Within the material below, filter for lines that hold the word "Detection".

= Beginning of Section =

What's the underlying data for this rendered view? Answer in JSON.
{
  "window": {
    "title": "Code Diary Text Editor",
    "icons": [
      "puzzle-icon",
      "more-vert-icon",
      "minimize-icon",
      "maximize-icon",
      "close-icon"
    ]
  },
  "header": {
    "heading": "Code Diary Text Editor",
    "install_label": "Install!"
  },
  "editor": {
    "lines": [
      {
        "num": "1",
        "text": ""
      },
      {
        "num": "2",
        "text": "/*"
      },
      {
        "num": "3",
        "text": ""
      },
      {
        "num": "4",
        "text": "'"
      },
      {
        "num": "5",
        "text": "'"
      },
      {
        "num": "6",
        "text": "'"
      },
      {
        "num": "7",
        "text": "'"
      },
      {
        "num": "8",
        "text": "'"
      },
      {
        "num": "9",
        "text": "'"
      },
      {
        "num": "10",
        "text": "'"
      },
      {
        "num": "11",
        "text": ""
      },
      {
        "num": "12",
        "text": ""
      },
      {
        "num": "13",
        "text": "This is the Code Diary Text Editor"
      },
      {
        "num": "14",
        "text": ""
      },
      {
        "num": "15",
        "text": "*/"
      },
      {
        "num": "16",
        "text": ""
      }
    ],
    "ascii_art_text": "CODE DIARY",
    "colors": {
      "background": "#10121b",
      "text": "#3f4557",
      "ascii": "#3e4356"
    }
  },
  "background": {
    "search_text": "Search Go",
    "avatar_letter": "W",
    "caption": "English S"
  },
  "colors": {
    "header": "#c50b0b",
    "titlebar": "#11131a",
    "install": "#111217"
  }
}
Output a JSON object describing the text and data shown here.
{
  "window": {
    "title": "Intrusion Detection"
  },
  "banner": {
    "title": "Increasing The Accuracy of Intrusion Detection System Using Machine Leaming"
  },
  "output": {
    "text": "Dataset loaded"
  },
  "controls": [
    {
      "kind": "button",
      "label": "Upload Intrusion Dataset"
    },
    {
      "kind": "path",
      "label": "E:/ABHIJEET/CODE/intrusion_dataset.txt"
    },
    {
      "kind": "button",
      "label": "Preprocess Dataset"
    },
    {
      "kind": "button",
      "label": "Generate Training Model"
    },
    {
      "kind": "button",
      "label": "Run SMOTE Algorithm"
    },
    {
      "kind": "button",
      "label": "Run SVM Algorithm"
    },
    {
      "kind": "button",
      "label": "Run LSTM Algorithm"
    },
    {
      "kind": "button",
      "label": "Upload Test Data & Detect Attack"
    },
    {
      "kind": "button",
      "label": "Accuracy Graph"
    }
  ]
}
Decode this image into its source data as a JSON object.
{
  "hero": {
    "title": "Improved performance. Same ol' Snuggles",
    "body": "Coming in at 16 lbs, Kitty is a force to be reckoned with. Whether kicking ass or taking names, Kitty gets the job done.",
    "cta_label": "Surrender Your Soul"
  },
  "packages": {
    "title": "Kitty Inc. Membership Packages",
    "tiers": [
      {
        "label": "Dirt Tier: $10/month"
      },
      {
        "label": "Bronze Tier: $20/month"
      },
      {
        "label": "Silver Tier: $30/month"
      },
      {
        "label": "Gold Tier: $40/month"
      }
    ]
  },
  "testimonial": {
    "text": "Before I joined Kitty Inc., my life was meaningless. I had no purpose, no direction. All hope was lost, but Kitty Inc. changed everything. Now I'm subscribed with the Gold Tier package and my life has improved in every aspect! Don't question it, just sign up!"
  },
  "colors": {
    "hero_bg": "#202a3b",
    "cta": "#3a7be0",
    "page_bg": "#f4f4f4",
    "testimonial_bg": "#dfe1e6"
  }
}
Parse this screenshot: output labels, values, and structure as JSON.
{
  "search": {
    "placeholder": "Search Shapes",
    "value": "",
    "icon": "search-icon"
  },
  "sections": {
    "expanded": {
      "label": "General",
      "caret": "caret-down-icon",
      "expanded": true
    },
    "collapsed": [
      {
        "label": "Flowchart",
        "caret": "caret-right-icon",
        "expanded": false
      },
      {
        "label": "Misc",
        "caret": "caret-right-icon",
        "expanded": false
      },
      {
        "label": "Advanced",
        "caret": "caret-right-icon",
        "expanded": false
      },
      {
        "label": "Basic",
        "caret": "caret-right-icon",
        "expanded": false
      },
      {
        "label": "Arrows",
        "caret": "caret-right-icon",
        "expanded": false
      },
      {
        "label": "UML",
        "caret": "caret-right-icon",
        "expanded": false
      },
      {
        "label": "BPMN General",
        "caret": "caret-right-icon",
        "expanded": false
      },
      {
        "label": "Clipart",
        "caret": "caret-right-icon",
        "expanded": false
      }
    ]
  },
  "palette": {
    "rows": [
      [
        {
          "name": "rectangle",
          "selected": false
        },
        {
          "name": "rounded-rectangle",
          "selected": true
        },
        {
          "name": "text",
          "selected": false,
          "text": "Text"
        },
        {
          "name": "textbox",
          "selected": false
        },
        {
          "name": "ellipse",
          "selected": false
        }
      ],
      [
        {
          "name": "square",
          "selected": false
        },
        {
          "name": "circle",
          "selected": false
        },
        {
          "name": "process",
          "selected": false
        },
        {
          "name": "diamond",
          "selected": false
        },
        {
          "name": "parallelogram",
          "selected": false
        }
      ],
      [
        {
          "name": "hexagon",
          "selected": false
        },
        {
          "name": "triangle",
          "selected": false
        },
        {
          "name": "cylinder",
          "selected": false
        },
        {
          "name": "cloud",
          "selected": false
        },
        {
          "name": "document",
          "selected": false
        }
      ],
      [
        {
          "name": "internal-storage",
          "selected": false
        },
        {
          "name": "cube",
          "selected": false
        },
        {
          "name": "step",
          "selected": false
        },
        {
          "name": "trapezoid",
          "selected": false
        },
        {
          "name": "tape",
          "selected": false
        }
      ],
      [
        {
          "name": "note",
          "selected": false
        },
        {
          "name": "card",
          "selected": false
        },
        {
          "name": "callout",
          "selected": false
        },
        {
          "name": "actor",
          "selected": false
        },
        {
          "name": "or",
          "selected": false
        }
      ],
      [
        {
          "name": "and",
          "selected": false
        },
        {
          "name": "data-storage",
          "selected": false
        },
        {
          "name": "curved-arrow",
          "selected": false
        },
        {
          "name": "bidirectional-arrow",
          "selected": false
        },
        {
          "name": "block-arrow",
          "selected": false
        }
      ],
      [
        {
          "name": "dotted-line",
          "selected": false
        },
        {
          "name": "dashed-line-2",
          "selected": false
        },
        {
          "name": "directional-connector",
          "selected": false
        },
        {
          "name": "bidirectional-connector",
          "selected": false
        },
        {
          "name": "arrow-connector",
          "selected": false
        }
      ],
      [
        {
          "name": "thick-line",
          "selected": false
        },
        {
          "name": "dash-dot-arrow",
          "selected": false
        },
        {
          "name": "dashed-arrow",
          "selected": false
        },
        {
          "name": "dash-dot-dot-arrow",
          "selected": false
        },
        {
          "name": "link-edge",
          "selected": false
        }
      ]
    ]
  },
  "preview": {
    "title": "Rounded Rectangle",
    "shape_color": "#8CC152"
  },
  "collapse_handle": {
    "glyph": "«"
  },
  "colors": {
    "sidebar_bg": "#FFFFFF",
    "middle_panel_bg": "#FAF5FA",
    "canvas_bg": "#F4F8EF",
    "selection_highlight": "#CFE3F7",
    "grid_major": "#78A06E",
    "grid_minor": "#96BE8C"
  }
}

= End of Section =

## WRITTEN ANSWER
    "title": "Intrusion Detection"
    "title": "Increasing The Accuracy of Intrusion Detection System Using Machine Leaming"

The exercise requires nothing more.